--- SUPPLIED DATA ---
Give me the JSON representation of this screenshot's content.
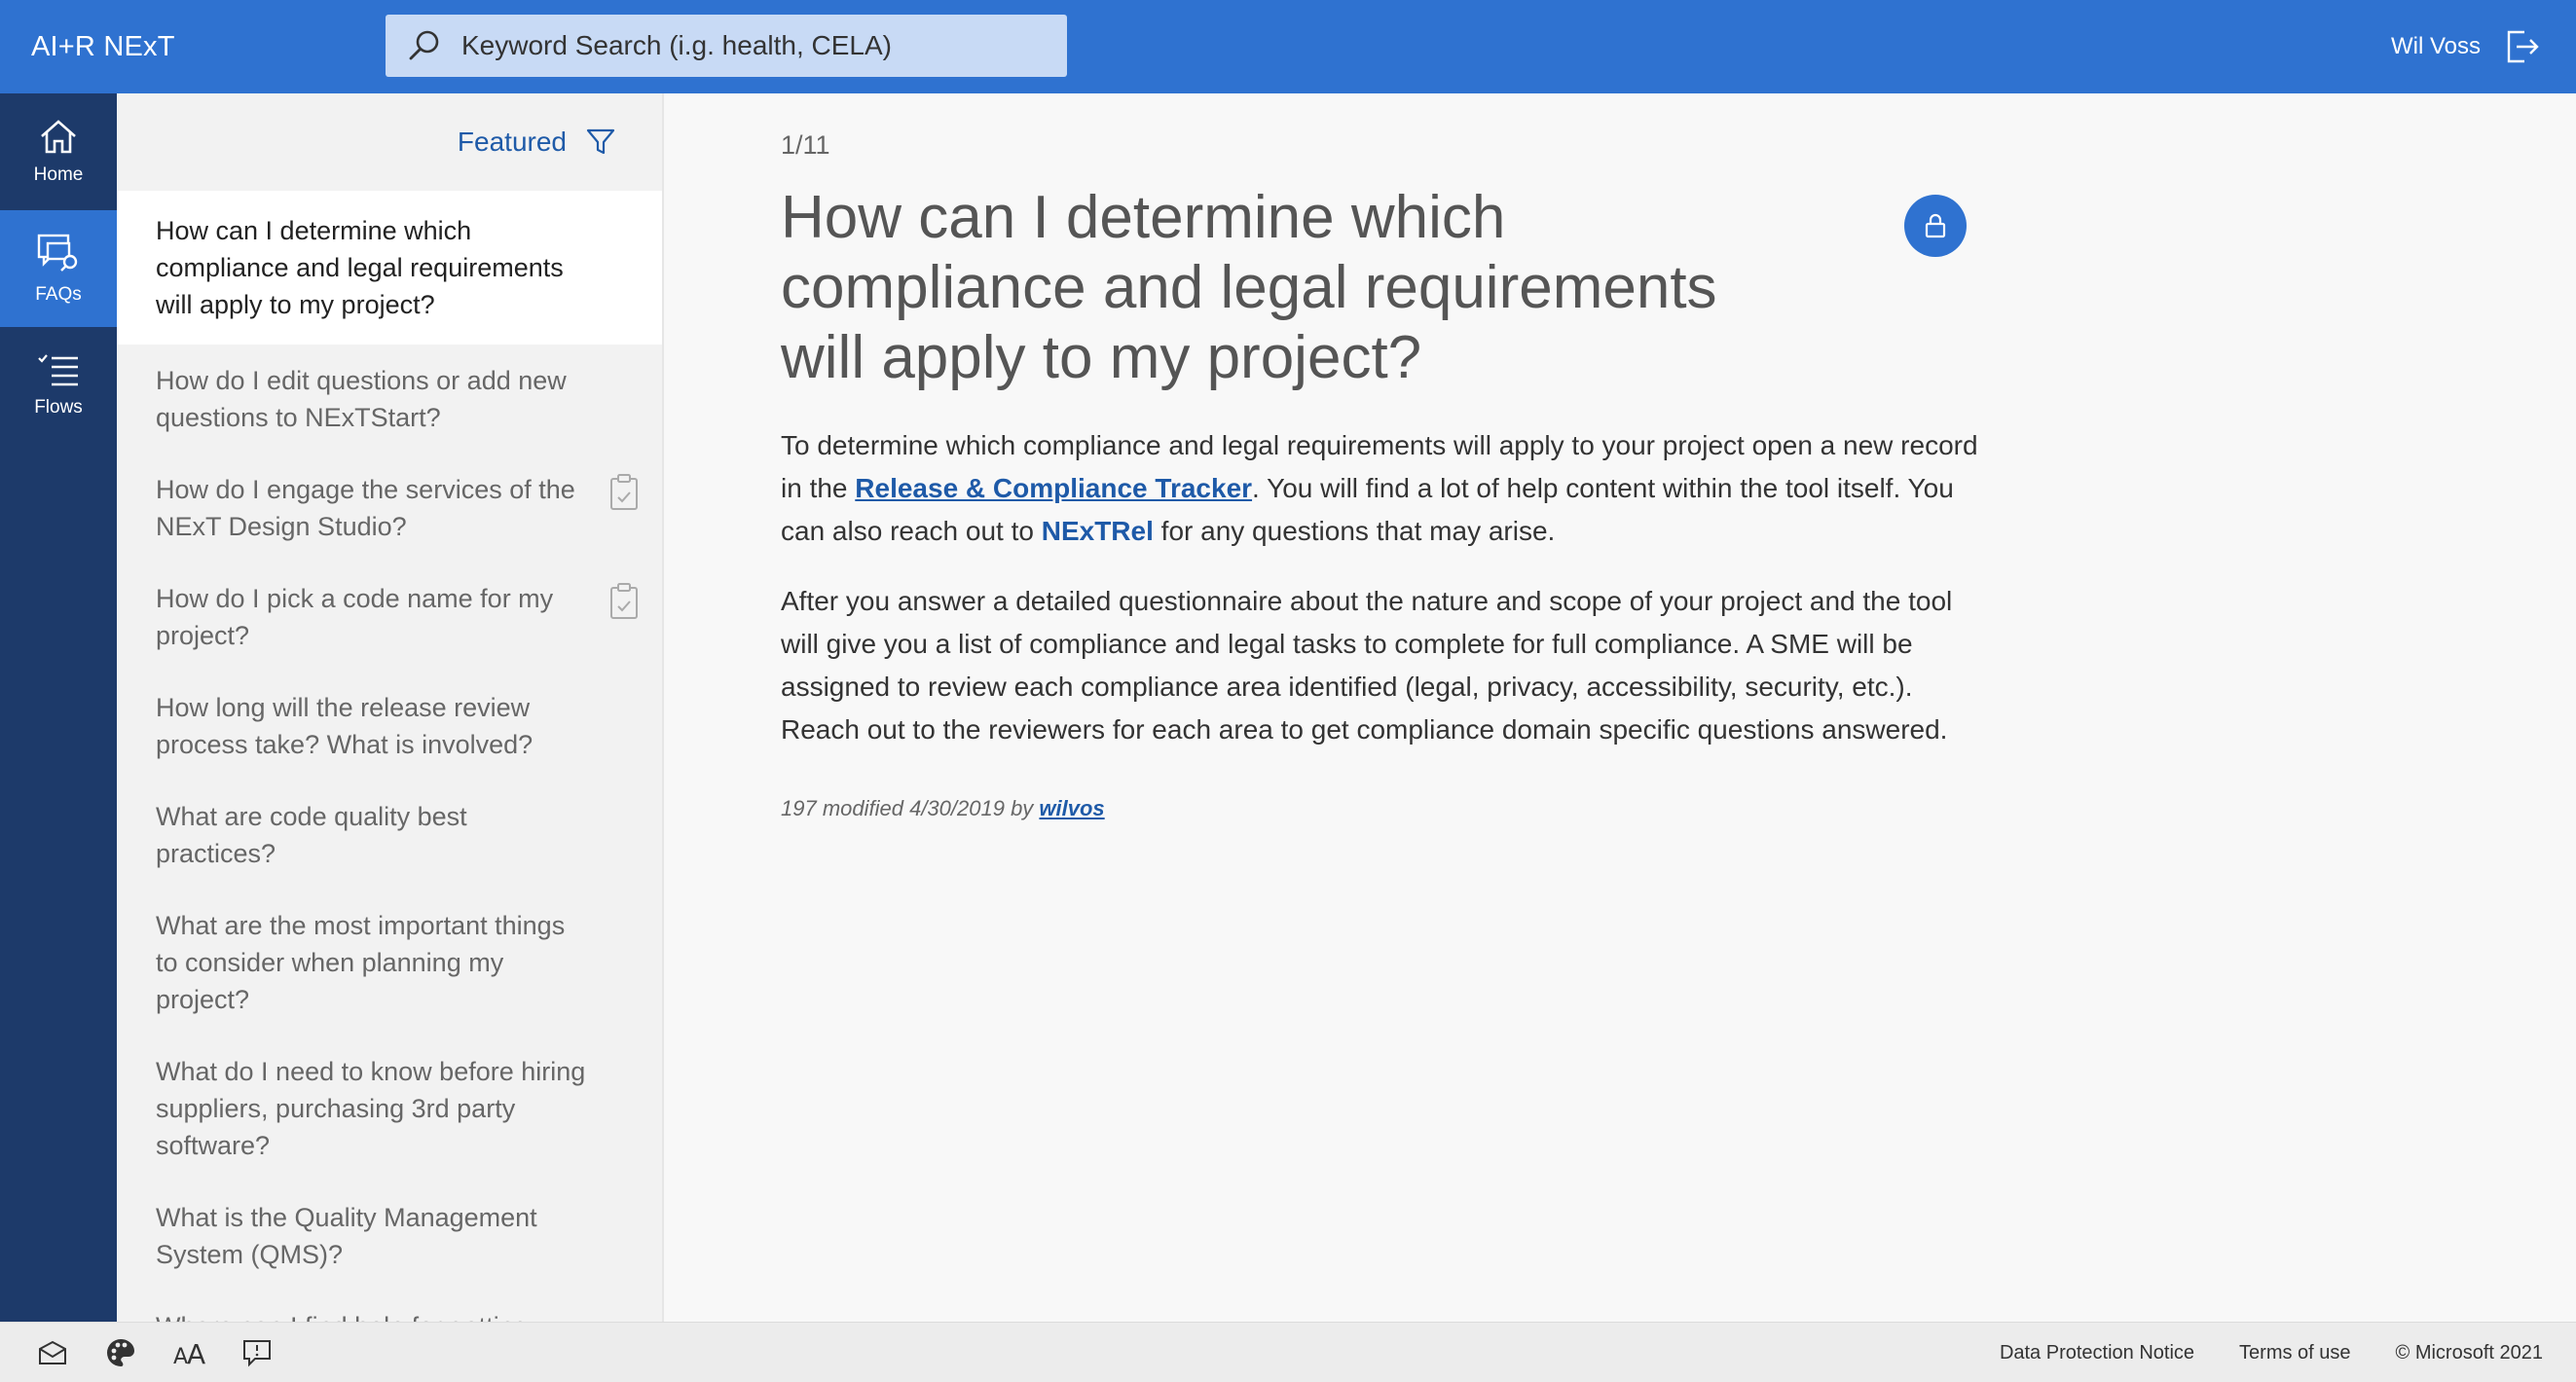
{
  "header": {
    "app_title": "AI+R NExT",
    "search_placeholder": "Keyword Search (i.g. health, CELA)",
    "user_name": "Wil Voss"
  },
  "rail": {
    "home_label": "Home",
    "faqs_label": "FAQs",
    "flows_label": "Flows"
  },
  "list": {
    "filter_label": "Featured",
    "items": [
      {
        "question": "How can I determine which compliance and legal requirements will apply to my project?",
        "active": true,
        "clipboard": false
      },
      {
        "question": "How do I edit questions or add new questions to NExTStart?",
        "active": false,
        "clipboard": false
      },
      {
        "question": "How do I engage the services of the NExT Design Studio?",
        "active": false,
        "clipboard": true
      },
      {
        "question": "How do I pick a code name for my project?",
        "active": false,
        "clipboard": true
      },
      {
        "question": "How long will the release review process take? What is involved?",
        "active": false,
        "clipboard": false
      },
      {
        "question": "What are code quality best practices?",
        "active": false,
        "clipboard": false
      },
      {
        "question": "What are the most important things to consider when planning my project?",
        "active": false,
        "clipboard": false
      },
      {
        "question": "What do I need to know before hiring suppliers, purchasing 3rd party software?",
        "active": false,
        "clipboard": false
      },
      {
        "question": "What is the Quality Management System (QMS)?",
        "active": false,
        "clipboard": false
      },
      {
        "question": "Where can I find help for getting started using or releasing open",
        "active": false,
        "clipboard": false
      }
    ]
  },
  "article": {
    "counter": "1/11",
    "title": "How can I determine which compliance and legal requirements will apply to my project?",
    "p1_a": "To determine which compliance and legal requirements will apply to your project open a new record in the ",
    "p1_link": "Release & Compliance Tracker",
    "p1_b": ". You will find a lot of help content within the tool itself. You can also reach out to ",
    "p1_contact": "NExTRel",
    "p1_c": " for any questions that may arise.",
    "p2": "After you answer a detailed questionnaire about the nature and scope of your project and the tool will give you a list of compliance and legal tasks to complete for full compliance.  A SME will be assigned to review each compliance area identified (legal, privacy, accessibility, security, etc.). Reach out to the reviewers for each area to get compliance domain specific questions answered.",
    "meta_text": "197 modified 4/30/2019 by ",
    "meta_author": "wilvos"
  },
  "footer": {
    "data_protection": "Data Protection Notice",
    "terms": "Terms of use",
    "copyright": "© Microsoft 2021"
  },
  "colors": {
    "brand_blue": "#2f72d0",
    "rail_navy": "#1d3a6a",
    "link_blue": "#1e5aa8"
  },
  "icons": [
    "search-icon",
    "sign-out-icon",
    "home-icon",
    "faq-chat-icon",
    "flows-list-icon",
    "filter-icon",
    "clipboard-icon",
    "lock-icon",
    "mail-icon",
    "palette-icon",
    "text-size-icon",
    "feedback-icon"
  ]
}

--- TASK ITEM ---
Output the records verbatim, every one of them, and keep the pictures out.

--- PROBLEM SOLUTION ---
Give me the JSON representation of this screenshot's content.
{
  "header": {
    "app_title": "AI+R NExT",
    "search_placeholder": "Keyword Search (i.g. health, CELA)",
    "user_name": "Wil Voss"
  },
  "rail": {
    "home_label": "Home",
    "faqs_label": "FAQs",
    "flows_label": "Flows"
  },
  "list": {
    "filter_label": "Featured",
    "items": [
      {
        "question": "How can I determine which compliance and legal requirements will apply to my project?",
        "active": true,
        "clipboard": false
      },
      {
        "question": "How do I edit questions or add new questions to NExTStart?",
        "active": false,
        "clipboard": false
      },
      {
        "question": "How do I engage the services of the NExT Design Studio?",
        "active": false,
        "clipboard": true
      },
      {
        "question": "How do I pick a code name for my project?",
        "active": false,
        "clipboard": true
      },
      {
        "question": "How long will the release review process take? What is involved?",
        "active": false,
        "clipboard": false
      },
      {
        "question": "What are code quality best practices?",
        "active": false,
        "clipboard": false
      },
      {
        "question": "What are the most important things to consider when planning my project?",
        "active": false,
        "clipboard": false
      },
      {
        "question": "What do I need to know before hiring suppliers, purchasing 3rd party software?",
        "active": false,
        "clipboard": false
      },
      {
        "question": "What is the Quality Management System (QMS)?",
        "active": false,
        "clipboard": false
      },
      {
        "question": "Where can I find help for getting started using or releasing open",
        "active": false,
        "clipboard": false
      }
    ]
  },
  "article": {
    "counter": "1/11",
    "title": "How can I determine which compliance and legal requirements will apply to my project?",
    "p1_a": "To determine which compliance and legal requirements will apply to your project open a new record in the ",
    "p1_link": "Release & Compliance Tracker",
    "p1_b": ". You will find a lot of help content within the tool itself. You can also reach out to ",
    "p1_contact": "NExTRel",
    "p1_c": " for any questions that may arise.",
    "p2": "After you answer a detailed questionnaire about the nature and scope of your project and the tool will give you a list of compliance and legal tasks to complete for full compliance.  A SME will be assigned to review each compliance area identified (legal, privacy, accessibility, security, etc.). Reach out to the reviewers for each area to get compliance domain specific questions answered.",
    "meta_text": "197 modified 4/30/2019 by ",
    "meta_author": "wilvos"
  },
  "footer": {
    "data_protection": "Data Protection Notice",
    "terms": "Terms of use",
    "copyright": "© Microsoft 2021"
  },
  "colors": {
    "brand_blue": "#2f72d0",
    "rail_navy": "#1d3a6a",
    "link_blue": "#1e5aa8"
  },
  "icons": [
    "search-icon",
    "sign-out-icon",
    "home-icon",
    "faq-chat-icon",
    "flows-list-icon",
    "filter-icon",
    "clipboard-icon",
    "lock-icon",
    "mail-icon",
    "palette-icon",
    "text-size-icon",
    "feedback-icon"
  ]
}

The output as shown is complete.